The new findings announced this week that bristlecone pines in the Great Basin are experiencing a growth spurt not seen in 3,700 years has thrust the issue of forests and climate change into the news.
Purely by coincidence, I invited an expert on carbon cycling between forests and the atmosphere to speak with my graduate level Science Writing course this past Monday, and he shared news with us that I thought was just as important — and more surprising.
It turns out that as the growing season in the Colorado Rockies has grown longer as a result of climate change, growth of trees in the forests has actually slowed down. And this has caused uptake of atmospheric carbon dioxide by subalpine forests to decline, contributing to climate change, according to Russel Monson, a scientist at the University of Colorado and the Cooperative Institute for Research in Environmental Sciences.
This goes against the conventional scientific wisdom, Monson said. With a longer growing season, one would naturally expect, well, more growth. And that would mean more carbon dioxide drawn out of the atmosphere (since photosynthesis takes the carbon and uses it to produce the carbohydrates that support growth).
Monson’s results, published online in the journal Global Change Biology, suggest a more complex picture.
If you think about it, the length of the growing season should not be the only limiting factor on tree growth. Water could be another important factor as well. So Monson and his colleagues did a nifty bit of scientific detective work to see what effect changes in water availability might be having on the trees.
The researchers started with a 9-year record of CO2 exchange between the subalpine forest at a site on Niwot Ridge west of Boulder, Colorado. This record showed that the trees took up less CO2 when the growing season was longest.
“This was sort of our wow moment,” Monson said.
To find out what was going on, he and his colleagues analyzed the isotopic fingerprint of water sampled from the xylem of the three dominant tree species, lodgepole pine, Engelmann spruce, and subalpine fir. And this revealed another surprising result (at least it was surprising to me): “What we found is that all way into September, 70 percent of the water that the trees were using came from snowpack,” Monson said. Not rain. Water from snow.
And this was true even though snow pretty much disappears in summer. The trees “went through all that summer rain, and still, 70 percent of the water they used came from snowpack.”
Monson explains that the trees have deep roots, which tap into ground water that originally fell as snow months earlier. In fact, it was spring snows that turned out to be most important, because they carry the most water. ”That’s what’s giving the forest its water,” Monson said.
What does this have to do with CO2 and climate change? The earlier onset of spring documented in the Rockies is eating into spring snowpack — and thus the water the trees need to grow.
“If we get an earlier spring — if spring eats into that snow — these trees have less access to water,” he said. And the result is that “the trees are suffering.” They are growing less, and therefore taking up less CO2.

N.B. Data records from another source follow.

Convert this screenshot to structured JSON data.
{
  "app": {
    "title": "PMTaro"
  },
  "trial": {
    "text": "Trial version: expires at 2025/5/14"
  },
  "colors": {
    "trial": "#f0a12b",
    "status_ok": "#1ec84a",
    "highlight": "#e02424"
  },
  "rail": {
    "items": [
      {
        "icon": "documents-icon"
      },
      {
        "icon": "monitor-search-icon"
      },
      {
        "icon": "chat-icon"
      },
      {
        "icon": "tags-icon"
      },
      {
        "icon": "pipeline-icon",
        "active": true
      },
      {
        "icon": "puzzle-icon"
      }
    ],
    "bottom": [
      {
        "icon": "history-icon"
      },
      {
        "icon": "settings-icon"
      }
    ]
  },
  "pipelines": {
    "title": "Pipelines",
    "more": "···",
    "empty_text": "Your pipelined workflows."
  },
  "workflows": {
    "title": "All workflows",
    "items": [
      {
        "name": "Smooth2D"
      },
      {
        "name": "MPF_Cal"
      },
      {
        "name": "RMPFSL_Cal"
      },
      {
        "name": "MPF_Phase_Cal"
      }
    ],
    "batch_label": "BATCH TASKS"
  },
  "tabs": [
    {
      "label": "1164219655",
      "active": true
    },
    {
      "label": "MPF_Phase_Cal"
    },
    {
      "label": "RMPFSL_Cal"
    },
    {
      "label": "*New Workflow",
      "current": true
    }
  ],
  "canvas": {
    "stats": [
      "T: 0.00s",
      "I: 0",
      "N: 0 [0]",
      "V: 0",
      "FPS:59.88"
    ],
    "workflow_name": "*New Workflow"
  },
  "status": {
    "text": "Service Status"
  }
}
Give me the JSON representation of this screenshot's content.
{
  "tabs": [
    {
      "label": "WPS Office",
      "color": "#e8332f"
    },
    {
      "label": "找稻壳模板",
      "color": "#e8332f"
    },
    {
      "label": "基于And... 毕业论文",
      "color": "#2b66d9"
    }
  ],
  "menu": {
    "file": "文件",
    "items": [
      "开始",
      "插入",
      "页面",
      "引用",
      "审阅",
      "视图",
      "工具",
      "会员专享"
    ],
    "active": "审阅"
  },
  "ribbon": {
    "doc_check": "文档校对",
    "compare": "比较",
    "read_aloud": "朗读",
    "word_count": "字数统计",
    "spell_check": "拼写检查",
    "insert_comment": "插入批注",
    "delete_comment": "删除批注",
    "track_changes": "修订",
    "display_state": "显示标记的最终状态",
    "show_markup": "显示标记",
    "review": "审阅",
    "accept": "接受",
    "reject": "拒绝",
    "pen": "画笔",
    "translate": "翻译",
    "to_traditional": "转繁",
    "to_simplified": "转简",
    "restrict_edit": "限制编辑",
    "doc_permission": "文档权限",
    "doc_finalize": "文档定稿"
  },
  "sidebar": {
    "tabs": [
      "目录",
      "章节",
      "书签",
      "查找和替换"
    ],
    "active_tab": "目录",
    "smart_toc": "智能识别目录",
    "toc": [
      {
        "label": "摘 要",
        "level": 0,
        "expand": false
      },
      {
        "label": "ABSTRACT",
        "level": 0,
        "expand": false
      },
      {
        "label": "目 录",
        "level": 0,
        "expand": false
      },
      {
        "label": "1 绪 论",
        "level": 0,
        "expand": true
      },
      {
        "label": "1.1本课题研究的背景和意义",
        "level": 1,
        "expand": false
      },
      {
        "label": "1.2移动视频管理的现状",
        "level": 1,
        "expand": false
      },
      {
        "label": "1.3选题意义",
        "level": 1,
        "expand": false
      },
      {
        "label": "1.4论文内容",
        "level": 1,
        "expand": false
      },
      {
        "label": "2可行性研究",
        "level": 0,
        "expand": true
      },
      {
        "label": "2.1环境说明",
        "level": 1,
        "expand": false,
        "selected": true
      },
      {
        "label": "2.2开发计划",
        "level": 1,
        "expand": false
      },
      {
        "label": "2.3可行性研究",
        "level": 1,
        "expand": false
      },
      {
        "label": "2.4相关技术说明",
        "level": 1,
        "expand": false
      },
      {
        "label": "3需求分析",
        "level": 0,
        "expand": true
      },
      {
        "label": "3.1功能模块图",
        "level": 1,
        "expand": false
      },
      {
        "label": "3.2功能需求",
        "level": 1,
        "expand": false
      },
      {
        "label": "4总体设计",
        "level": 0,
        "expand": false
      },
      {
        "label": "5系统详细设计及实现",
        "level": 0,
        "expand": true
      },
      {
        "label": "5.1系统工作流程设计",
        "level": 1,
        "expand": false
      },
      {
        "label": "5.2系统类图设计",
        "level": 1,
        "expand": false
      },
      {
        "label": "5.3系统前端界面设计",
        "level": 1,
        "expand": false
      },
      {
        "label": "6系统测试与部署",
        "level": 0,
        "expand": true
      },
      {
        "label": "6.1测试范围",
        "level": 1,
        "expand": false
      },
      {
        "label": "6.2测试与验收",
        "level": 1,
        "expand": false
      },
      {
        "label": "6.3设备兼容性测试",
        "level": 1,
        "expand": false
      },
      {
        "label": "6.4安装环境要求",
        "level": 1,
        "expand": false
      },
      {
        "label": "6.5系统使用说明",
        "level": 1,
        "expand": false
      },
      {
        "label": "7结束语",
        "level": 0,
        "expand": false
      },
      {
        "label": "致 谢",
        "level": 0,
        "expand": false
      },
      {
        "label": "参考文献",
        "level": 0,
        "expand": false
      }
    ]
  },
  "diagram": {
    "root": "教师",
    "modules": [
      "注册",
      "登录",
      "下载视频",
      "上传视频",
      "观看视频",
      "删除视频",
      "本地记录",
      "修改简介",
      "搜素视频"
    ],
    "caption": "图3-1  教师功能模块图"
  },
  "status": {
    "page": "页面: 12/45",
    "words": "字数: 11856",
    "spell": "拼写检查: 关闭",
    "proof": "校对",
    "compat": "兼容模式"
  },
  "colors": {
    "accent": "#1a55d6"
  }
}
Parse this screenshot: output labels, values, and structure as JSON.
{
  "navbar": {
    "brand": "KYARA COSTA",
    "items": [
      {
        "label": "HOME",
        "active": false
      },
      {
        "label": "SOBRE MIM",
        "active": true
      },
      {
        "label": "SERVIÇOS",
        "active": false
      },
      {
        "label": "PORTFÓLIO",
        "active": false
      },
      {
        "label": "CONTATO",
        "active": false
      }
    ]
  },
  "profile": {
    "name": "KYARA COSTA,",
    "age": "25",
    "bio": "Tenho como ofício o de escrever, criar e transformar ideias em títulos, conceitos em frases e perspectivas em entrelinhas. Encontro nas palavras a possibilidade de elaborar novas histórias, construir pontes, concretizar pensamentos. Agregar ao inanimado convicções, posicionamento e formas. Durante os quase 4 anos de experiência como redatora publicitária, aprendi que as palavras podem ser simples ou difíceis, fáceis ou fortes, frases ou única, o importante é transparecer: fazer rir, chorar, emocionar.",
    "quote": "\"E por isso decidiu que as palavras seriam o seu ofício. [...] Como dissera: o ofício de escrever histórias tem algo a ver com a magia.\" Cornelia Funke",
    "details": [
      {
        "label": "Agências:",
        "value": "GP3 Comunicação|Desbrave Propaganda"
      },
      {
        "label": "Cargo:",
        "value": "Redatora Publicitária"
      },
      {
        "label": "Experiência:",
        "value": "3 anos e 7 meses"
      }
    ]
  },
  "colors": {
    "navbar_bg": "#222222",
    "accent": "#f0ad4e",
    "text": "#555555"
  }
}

Why is this significant? From a scientific perspective, if you want a full understanding of the climate system, and how we are altering it, you have to follow the carbon — the natural fluxes of carbon between the atmosphere and the Earth system, as well as the 9.1 billion metric tons that we’re now spewing into the atmosphere every year. And it turns out that not all of that carbon stays there.
About 5.1 billion tons is coming back into the Earth system, while 4 billion tons stays behind in the atmosphere. “Where in the Earth system is that CO2 going back in?,” Monson asks. Some is going into the oceans. That number is fairly well constrained. And some is also being taken up by terrestrial ecosystems — by plants. “We’re trying to figure out more accurately what this number is.”
But there’s another significance to Monson’s findings. Some climate change skeptics have argued that by burning coal and other fossil fuels, the carbon dioxide we’re adding to the atmosphere will fertilize plant growth, ushering in a great greening of the Earth. And there’s no question that more CO2 can mean more robust growth, and in turn greater uptake of CO2.
But Monson’s study shows that it’s really not that simple at all. In some ecosystems, such as the high mountain subalpine forests of the Rockies, you not only have to follow the carbon. But you also have to follow the water.
And when you do, you can also see yet another impact of climate change.
“Here is a case where increased CO2 causes climate change which causes less growth of forests,” Monson said. And this is contributing to climate change — a positive feedback that makes climate change even worse, not the negative feedback that many scientists expected.”